The number of warheads in a MIRV is anywhere from 3 to 15. The multiple strategy of the warheads wasn’t to destroy 15 cities with a 15 warhead MIRV, it was to destroy 3 or 4 cities and overwhelm the aerial defense systems with multiple incoming projectiles. And this is an assault no country can defend against still to this day. And the USA has more of these than anyone in the world.
Swinging the BIG stick
We have over 20 times the amount of nukes that China does and still could easily wipe them off the planet multiple times over, so what is this Hypersonic FOBS thing they shot around the world and why should it matter? Here’s where things get a bit hairy.
The Fractional Orbital Bombardment System was an old technology that Russia researched back in the late 1960’s and early 1970’s. The idea was to have a lower flying missile that could avoid early detection by radar beams shot over the North Pole. It would fly about 150km above the earth, a fraction of the orbit of ICBMs at 1200km. This gave very little warning on when the missile would hit or where it was even going. The program was in operation with actual weapons deployed until final decommission in 1983.
Great Idea, Wrong Century
The problems here where basically that the idea was ahead of its technological time. The payloads of the FOBS missiles where half to 1/3 that of the ICBM big brothers. That meant more of these weapons where needed for deterrence. Also, they had piss poor accuracy. The Russians couldn’t hit anywhere near the intended target. And the early warning radar defeat was undone when the US put radar satellites into orbit in the mid 1970’s, specifically for this threat. And any thought of going over the South Pole was negated with the lack of accuracy at such long ranges. This was also compounded by the fuel requirements for such a long flight, amongst other logistical and computing issues.
But now here comes China with their new hypersonic missile technology. Partly stolen by them from us and partly sold to them by the illustrious Bill and Hillary Clinton. So how does it fare against the kaput Russian FOBS program? 40 years later, pretty good.
21st century solutions for the end of the world
Part of the problem was that the Russian missile was detectable and limited. Ground, air, and spaced based systems have a decent blanket of coverage over the northern part of the country. And this Chinese missile too was detected by our systems.
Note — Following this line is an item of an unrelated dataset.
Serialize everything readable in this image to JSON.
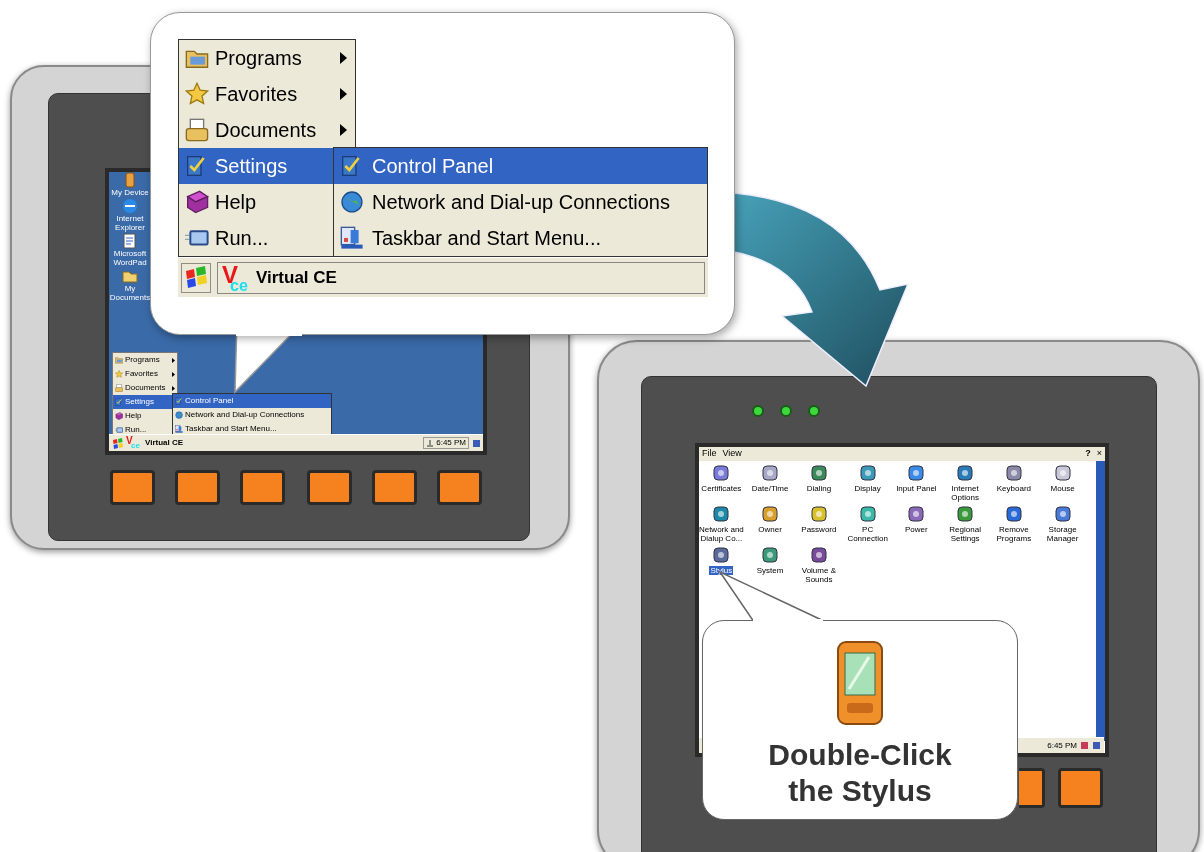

The problem now is, a missile cruising at about Mach 7, or about 5,000 miles an hour is not possible to be destroyed with current tech, especially when it can maneuver. And this missile is reported to have flown 21,000mph.
It is unknown if that was the speed at time of impact or the speed at the height of the orbit. I would reckon to reason that it was the maximum orbit height speed, but 21,000mph is not impossible. It would explain why they missed; the physical speed is too fast for the computer guidance to adjust. The Chinese have realized this physical speed advantage and are now in possession of a hypersonic glide vehicle that can strike anywhere in the planet in minutes, most likely undetected if it flies over the South Pole, and is nuclear capable. Now all they have to do is dial in that accuracy and we’re screwed like a cheap hooker on Friday night.
Well that doesn’t sound good. Without piling on this technology with future nightmarish advancements to slaughter millions of people all at once; at the bare minimum, China now has the ability to assassinate the head(s) of a state in minutes. It can be nuclear, conventional or otherwise. The only thing that keeps them from doing so is the Boomer’s old cliche of M.A.D., Mutually Assured Destruction. All them damn nukes, as old as grandpa, still keeping us safe, or so it seems.